» **Dataset entries**
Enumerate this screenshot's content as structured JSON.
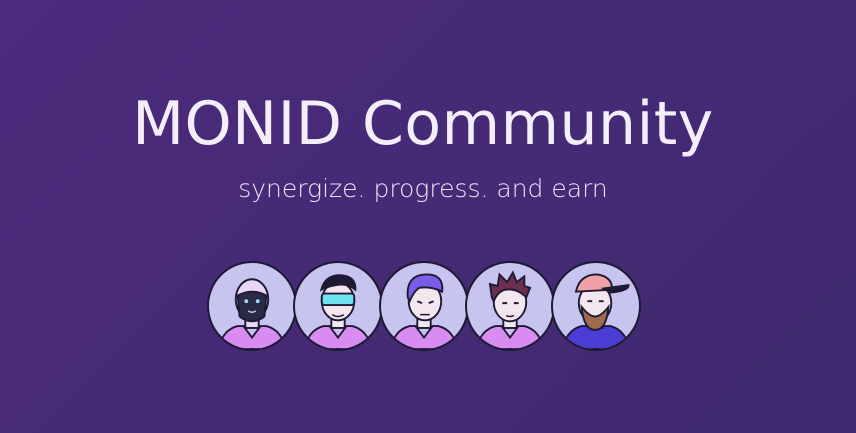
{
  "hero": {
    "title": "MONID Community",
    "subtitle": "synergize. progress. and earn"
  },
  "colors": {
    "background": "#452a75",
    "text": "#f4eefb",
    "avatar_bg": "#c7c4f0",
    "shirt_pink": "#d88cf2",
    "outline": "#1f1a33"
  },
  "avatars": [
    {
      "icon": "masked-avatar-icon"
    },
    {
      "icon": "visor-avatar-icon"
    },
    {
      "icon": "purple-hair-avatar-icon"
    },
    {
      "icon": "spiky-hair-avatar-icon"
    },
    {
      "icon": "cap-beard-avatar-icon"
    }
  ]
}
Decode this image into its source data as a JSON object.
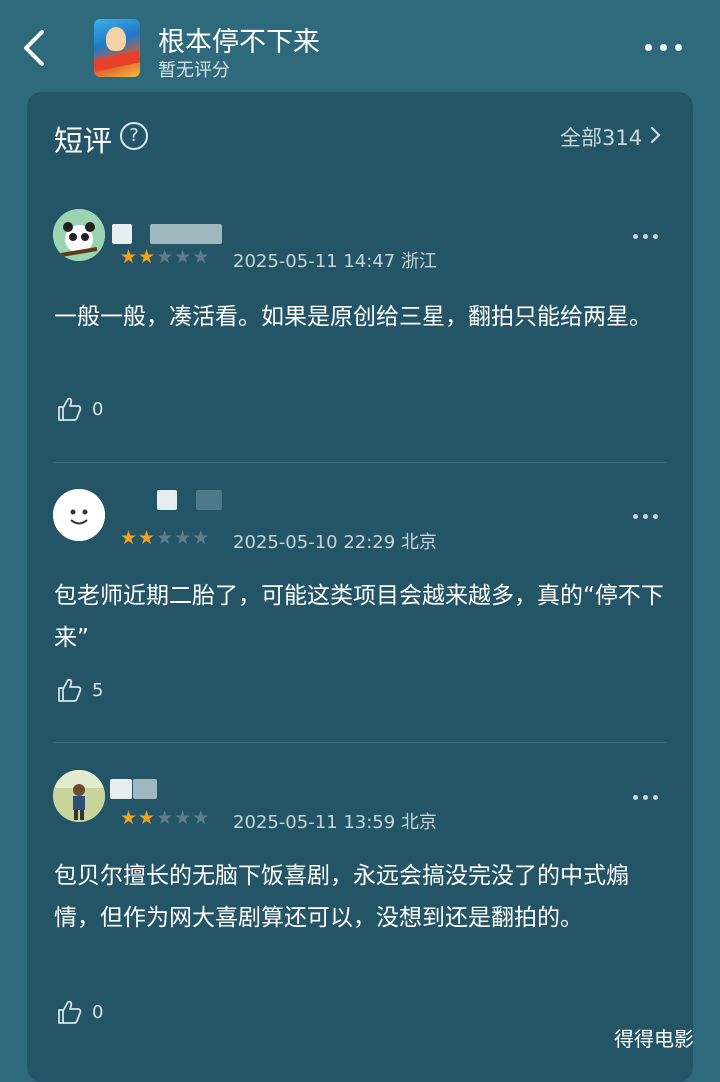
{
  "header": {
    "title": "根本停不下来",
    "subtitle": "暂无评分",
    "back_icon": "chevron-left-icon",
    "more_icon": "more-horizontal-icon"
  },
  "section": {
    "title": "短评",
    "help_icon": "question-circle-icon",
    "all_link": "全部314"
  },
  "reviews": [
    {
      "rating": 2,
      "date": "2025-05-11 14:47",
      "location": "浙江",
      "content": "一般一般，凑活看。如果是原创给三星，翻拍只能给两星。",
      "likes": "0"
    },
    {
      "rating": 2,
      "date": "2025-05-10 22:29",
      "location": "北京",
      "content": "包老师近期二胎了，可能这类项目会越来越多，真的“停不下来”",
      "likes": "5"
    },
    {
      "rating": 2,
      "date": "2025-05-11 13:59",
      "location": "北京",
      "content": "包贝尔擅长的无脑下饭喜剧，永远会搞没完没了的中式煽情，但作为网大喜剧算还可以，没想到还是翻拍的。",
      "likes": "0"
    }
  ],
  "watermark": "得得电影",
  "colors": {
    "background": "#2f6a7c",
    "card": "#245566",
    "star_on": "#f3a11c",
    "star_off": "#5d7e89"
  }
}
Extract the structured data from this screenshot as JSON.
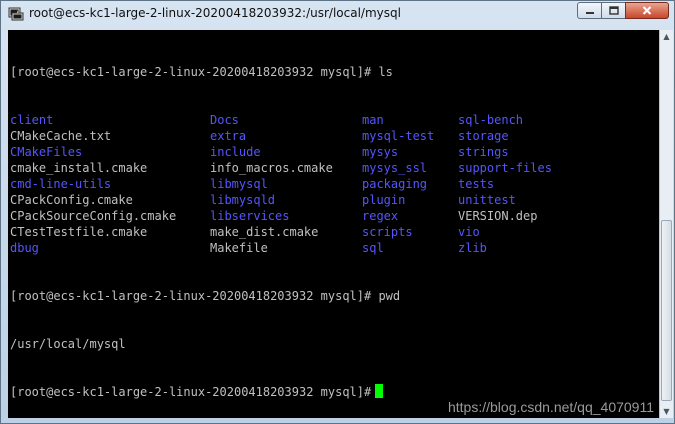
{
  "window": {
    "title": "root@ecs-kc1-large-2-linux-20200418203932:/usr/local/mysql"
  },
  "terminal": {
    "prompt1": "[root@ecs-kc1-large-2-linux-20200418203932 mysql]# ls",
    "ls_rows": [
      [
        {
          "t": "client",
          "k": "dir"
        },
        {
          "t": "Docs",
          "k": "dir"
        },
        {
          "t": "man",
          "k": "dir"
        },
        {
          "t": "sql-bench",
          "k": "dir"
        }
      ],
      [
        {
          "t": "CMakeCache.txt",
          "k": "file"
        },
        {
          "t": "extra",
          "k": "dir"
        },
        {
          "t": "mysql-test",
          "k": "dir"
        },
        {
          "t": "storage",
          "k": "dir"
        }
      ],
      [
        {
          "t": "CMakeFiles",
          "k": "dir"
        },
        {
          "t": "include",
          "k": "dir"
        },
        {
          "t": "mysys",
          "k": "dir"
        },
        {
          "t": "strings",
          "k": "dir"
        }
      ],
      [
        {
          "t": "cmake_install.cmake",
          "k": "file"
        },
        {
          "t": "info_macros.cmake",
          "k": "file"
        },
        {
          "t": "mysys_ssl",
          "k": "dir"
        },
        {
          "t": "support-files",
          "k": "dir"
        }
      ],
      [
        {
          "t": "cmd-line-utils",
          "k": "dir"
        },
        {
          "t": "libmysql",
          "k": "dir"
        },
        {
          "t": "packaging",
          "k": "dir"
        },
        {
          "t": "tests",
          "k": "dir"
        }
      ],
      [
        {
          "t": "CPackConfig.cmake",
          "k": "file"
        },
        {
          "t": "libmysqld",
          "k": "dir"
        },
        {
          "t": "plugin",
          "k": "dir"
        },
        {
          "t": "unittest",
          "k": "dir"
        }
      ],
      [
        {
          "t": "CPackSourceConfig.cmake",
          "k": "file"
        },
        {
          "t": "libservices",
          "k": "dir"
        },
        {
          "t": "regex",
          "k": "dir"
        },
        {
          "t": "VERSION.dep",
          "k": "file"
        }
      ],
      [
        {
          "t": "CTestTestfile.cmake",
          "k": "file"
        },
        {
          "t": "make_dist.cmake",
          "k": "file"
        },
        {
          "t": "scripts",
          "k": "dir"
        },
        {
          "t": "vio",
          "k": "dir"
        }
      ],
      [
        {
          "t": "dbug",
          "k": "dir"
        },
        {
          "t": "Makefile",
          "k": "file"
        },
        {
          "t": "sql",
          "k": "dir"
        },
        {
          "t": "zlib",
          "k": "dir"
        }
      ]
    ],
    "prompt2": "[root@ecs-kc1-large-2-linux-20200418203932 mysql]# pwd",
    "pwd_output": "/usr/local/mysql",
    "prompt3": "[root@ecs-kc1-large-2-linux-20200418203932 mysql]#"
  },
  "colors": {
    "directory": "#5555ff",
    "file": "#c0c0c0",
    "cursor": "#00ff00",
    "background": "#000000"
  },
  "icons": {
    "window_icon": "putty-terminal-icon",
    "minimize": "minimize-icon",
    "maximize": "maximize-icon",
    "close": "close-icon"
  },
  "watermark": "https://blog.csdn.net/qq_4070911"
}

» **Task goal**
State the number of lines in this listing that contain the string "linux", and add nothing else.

» **Task result**
4